# Work instructions
Where does the word "technology" occur in the data below? Copy each line that holds it.

Items from an interface collection
┄┄┄┄┄┄
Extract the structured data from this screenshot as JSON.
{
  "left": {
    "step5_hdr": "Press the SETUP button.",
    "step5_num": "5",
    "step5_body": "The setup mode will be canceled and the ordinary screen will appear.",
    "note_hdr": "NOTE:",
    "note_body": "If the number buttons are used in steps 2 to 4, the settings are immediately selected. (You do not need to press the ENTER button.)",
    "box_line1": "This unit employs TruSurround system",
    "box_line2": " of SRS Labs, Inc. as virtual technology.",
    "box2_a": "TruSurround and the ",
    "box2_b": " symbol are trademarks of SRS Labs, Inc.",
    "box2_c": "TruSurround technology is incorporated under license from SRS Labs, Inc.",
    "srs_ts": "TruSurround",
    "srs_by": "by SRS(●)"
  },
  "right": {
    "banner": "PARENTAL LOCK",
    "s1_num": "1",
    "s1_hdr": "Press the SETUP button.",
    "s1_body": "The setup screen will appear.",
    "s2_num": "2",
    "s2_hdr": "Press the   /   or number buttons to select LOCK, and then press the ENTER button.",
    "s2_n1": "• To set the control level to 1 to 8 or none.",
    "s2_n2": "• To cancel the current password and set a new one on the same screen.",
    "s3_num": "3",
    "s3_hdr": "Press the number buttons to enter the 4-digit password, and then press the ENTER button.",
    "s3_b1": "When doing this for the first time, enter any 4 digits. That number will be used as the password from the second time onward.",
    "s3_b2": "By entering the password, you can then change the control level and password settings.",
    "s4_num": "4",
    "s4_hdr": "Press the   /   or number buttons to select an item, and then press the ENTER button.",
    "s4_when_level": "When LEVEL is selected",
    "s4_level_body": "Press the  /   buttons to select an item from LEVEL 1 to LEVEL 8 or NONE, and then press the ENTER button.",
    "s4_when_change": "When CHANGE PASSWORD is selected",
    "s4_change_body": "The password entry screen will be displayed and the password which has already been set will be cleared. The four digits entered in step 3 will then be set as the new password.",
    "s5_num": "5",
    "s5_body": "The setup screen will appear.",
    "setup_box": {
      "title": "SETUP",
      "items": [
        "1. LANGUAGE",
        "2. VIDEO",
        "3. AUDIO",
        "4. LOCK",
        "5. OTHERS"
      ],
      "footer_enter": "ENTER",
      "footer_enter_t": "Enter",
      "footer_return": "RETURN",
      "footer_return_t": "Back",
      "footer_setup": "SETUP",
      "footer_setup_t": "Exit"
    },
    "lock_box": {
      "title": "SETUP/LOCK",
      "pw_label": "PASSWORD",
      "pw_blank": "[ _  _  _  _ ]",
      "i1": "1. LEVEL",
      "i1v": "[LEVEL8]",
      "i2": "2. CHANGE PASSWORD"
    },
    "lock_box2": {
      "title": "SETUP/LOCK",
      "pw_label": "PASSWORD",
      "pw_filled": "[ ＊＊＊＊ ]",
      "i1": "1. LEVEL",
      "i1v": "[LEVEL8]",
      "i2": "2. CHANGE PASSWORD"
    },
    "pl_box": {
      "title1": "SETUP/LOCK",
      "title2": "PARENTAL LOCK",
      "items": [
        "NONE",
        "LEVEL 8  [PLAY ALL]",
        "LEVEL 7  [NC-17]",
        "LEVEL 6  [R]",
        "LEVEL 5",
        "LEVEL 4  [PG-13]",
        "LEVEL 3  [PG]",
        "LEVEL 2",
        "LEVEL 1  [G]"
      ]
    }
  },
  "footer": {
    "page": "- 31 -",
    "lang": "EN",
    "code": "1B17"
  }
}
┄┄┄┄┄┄
# Response
    "box_line2": " of SRS Labs, Inc. as virtual technology.",
    "box2_c": "TruSurround technology is incorporated under license from SRS Labs, Inc.",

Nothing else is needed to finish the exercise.